(Data excerpts)
------

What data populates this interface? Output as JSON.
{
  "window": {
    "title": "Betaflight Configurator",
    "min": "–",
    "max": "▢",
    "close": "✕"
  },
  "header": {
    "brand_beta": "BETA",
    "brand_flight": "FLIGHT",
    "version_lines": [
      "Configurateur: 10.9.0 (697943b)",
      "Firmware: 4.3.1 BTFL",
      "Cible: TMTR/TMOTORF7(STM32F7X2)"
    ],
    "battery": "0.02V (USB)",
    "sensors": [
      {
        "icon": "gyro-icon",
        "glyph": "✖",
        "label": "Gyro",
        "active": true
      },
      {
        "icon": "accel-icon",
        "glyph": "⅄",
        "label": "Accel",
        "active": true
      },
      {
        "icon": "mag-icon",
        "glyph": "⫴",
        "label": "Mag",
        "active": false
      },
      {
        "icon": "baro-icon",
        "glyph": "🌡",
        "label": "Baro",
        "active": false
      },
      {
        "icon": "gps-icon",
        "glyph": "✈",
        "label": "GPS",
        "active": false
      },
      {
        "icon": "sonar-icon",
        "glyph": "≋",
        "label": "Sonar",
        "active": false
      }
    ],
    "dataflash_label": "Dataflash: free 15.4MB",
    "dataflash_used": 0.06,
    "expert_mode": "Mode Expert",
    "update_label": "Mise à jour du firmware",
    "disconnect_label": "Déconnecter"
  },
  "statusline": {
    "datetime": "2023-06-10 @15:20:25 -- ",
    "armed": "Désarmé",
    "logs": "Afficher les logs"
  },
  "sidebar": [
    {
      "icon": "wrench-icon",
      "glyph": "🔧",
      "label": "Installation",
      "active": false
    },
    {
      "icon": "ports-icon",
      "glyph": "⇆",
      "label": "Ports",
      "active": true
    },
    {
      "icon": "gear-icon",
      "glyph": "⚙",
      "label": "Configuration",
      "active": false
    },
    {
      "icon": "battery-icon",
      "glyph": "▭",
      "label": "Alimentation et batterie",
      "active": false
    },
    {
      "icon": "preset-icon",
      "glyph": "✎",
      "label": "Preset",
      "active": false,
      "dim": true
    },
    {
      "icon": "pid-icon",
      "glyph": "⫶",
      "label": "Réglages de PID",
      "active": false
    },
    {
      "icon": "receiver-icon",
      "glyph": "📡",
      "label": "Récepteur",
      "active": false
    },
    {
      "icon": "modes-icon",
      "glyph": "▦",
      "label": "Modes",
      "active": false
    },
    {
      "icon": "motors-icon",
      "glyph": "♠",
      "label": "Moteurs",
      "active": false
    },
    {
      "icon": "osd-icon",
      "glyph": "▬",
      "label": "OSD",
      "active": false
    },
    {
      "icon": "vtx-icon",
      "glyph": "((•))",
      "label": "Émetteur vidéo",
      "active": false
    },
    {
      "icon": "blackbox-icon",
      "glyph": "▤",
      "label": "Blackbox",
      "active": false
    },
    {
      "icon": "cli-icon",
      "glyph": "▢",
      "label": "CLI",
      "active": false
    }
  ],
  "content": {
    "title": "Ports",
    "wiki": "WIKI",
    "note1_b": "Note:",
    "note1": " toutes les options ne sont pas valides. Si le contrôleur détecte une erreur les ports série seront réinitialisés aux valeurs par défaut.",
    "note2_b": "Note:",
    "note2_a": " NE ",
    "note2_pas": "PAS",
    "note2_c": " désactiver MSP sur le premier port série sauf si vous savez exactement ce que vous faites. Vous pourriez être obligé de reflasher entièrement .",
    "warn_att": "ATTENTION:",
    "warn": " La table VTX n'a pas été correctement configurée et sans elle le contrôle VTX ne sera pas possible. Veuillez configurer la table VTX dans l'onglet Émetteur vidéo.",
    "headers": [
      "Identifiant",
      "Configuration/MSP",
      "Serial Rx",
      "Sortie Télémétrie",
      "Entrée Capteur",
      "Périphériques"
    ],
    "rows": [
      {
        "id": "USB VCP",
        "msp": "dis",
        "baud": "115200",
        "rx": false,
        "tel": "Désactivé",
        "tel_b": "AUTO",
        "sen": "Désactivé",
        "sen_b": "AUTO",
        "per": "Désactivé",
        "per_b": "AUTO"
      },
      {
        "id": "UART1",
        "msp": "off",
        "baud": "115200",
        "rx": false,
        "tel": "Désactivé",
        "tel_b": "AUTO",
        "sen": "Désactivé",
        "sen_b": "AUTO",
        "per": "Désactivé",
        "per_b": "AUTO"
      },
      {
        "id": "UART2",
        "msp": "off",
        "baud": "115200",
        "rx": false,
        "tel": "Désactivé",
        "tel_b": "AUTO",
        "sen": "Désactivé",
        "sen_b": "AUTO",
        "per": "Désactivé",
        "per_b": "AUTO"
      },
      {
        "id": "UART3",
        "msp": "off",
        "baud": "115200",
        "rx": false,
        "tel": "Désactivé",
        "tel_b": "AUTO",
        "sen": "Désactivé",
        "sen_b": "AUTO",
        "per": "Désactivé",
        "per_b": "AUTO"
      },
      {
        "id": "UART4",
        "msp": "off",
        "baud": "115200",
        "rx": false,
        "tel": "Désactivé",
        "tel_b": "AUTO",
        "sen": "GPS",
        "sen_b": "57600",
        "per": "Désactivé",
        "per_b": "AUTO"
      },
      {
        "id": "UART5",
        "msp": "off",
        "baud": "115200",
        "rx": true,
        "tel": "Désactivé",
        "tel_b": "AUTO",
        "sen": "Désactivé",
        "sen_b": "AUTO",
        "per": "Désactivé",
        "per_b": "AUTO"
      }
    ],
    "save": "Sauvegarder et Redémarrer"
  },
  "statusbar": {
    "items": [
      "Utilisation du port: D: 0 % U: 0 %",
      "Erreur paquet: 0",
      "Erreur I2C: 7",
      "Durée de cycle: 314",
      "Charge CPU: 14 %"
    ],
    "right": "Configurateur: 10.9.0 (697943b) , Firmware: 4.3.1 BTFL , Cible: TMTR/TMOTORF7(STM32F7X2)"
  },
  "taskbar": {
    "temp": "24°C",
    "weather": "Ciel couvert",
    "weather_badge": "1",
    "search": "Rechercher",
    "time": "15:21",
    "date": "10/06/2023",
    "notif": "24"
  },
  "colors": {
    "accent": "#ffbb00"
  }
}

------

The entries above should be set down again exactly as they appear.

What data populates this interface? Output as JSON.
{
  "window": {
    "title": "Betaflight Configurator",
    "min": "–",
    "max": "▢",
    "close": "✕"
  },
  "header": {
    "brand_beta": "BETA",
    "brand_flight": "FLIGHT",
    "version_lines": [
      "Configurateur: 10.9.0 (697943b)",
      "Firmware: 4.3.1 BTFL",
      "Cible: TMTR/TMOTORF7(STM32F7X2)"
    ],
    "battery": "0.02V (USB)",
    "sensors": [
      {
        "icon": "gyro-icon",
        "glyph": "✖",
        "label": "Gyro",
        "active": true
      },
      {
        "icon": "accel-icon",
        "glyph": "⅄",
        "label": "Accel",
        "active": true
      },
      {
        "icon": "mag-icon",
        "glyph": "⫴",
        "label": "Mag",
        "active": false
      },
      {
        "icon": "baro-icon",
        "glyph": "🌡",
        "label": "Baro",
        "active": false
      },
      {
        "icon": "gps-icon",
        "glyph": "✈",
        "label": "GPS",
        "active": false
      },
      {
        "icon": "sonar-icon",
        "glyph": "≋",
        "label": "Sonar",
        "active": false
      }
    ],
    "dataflash_label": "Dataflash: free 15.4MB",
    "dataflash_used": 0.06,
    "expert_mode": "Mode Expert",
    "update_label": "Mise à jour du firmware",
    "disconnect_label": "Déconnecter"
  },
  "statusline": {
    "datetime": "2023-06-10 @15:20:25 -- ",
    "armed": "Désarmé",
    "logs": "Afficher les logs"
  },
  "sidebar": [
    {
      "icon": "wrench-icon",
      "glyph": "🔧",
      "label": "Installation",
      "active": false
    },
    {
      "icon": "ports-icon",
      "glyph": "⇆",
      "label": "Ports",
      "active": true
    },
    {
      "icon": "gear-icon",
      "glyph": "⚙",
      "label": "Configuration",
      "active": false
    },
    {
      "icon": "battery-icon",
      "glyph": "▭",
      "label": "Alimentation et batterie",
      "active": false
    },
    {
      "icon": "preset-icon",
      "glyph": "✎",
      "label": "Preset",
      "active": false,
      "dim": true
    },
    {
      "icon": "pid-icon",
      "glyph": "⫶",
      "label": "Réglages de PID",
      "active": false
    },
    {
      "icon": "receiver-icon",
      "glyph": "📡",
      "label": "Récepteur",
      "active": false
    },
    {
      "icon": "modes-icon",
      "glyph": "▦",
      "label": "Modes",
      "active": false
    },
    {
      "icon": "motors-icon",
      "glyph": "♠",
      "label": "Moteurs",
      "active": false
    },
    {
      "icon": "osd-icon",
      "glyph": "▬",
      "label": "OSD",
      "active": false
    },
    {
      "icon": "vtx-icon",
      "glyph": "((•))",
      "label": "Émetteur vidéo",
      "active": false
    },
    {
      "icon": "blackbox-icon",
      "glyph": "▤",
      "label": "Blackbox",
      "active": false
    },
    {
      "icon": "cli-icon",
      "glyph": "▢",
      "label": "CLI",
      "active": false
    }
  ],
  "content": {
    "title": "Ports",
    "wiki": "WIKI",
    "note1_b": "Note:",
    "note1": " toutes les options ne sont pas valides. Si le contrôleur détecte une erreur les ports série seront réinitialisés aux valeurs par défaut.",
    "note2_b": "Note:",
    "note2_a": " NE ",
    "note2_pas": "PAS",
    "note2_c": " désactiver MSP sur le premier port série sauf si vous savez exactement ce que vous faites. Vous pourriez être obligé de reflasher entièrement .",
    "warn_att": "ATTENTION:",
    "warn": " La table VTX n'a pas été correctement configurée et sans elle le contrôle VTX ne sera pas possible. Veuillez configurer la table VTX dans l'onglet Émetteur vidéo.",
    "headers": [
      "Identifiant",
      "Configuration/MSP",
      "Serial Rx",
      "Sortie Télémétrie",
      "Entrée Capteur",
      "Périphériques"
    ],
    "rows": [
      {
        "id": "USB VCP",
        "msp": "dis",
        "baud": "115200",
        "rx": false,
        "tel": "Désactivé",
        "tel_b": "AUTO",
        "sen": "Désactivé",
        "sen_b": "AUTO",
        "per": "Désactivé",
        "per_b": "AUTO"
      },
      {
        "id": "UART1",
        "msp": "off",
        "baud": "115200",
        "rx": false,
        "tel": "Désactivé",
        "tel_b": "AUTO",
        "sen": "Désactivé",
        "sen_b": "AUTO",
        "per": "Désactivé",
        "per_b": "AUTO"
      },
      {
        "id": "UART2",
        "msp": "off",
        "baud": "115200",
        "rx": false,
        "tel": "Désactivé",
        "tel_b": "AUTO",
        "sen": "Désactivé",
        "sen_b": "AUTO",
        "per": "Désactivé",
        "per_b": "AUTO"
      },
      {
        "id": "UART3",
        "msp": "off",
        "baud": "115200",
        "rx": false,
        "tel": "Désactivé",
        "tel_b": "AUTO",
        "sen": "Désactivé",
        "sen_b": "AUTO",
        "per": "Désactivé",
        "per_b": "AUTO"
      },
      {
        "id": "UART4",
        "msp": "off",
        "baud": "115200",
        "rx": false,
        "tel": "Désactivé",
        "tel_b": "AUTO",
        "sen": "GPS",
        "sen_b": "57600",
        "per": "Désactivé",
        "per_b": "AUTO"
      },
      {
        "id": "UART5",
        "msp": "off",
        "baud": "115200",
        "rx": true,
        "tel": "Désactivé",
        "tel_b": "AUTO",
        "sen": "Désactivé",
        "sen_b": "AUTO",
        "per": "Désactivé",
        "per_b": "AUTO"
      }
    ],
    "save": "Sauvegarder et Redémarrer"
  },
  "statusbar": {
    "items": [
      "Utilisation du port: D: 0 % U: 0 %",
      "Erreur paquet: 0",
      "Erreur I2C: 7",
      "Durée de cycle: 314",
      "Charge CPU: 14 %"
    ],
    "right": "Configurateur: 10.9.0 (697943b) , Firmware: 4.3.1 BTFL , Cible: TMTR/TMOTORF7(STM32F7X2)"
  },
  "taskbar": {
    "temp": "24°C",
    "weather": "Ciel couvert",
    "weather_badge": "1",
    "search": "Rechercher",
    "time": "15:21",
    "date": "10/06/2023",
    "notif": "24"
  },
  "colors": {
    "accent": "#ffbb00"
  }
}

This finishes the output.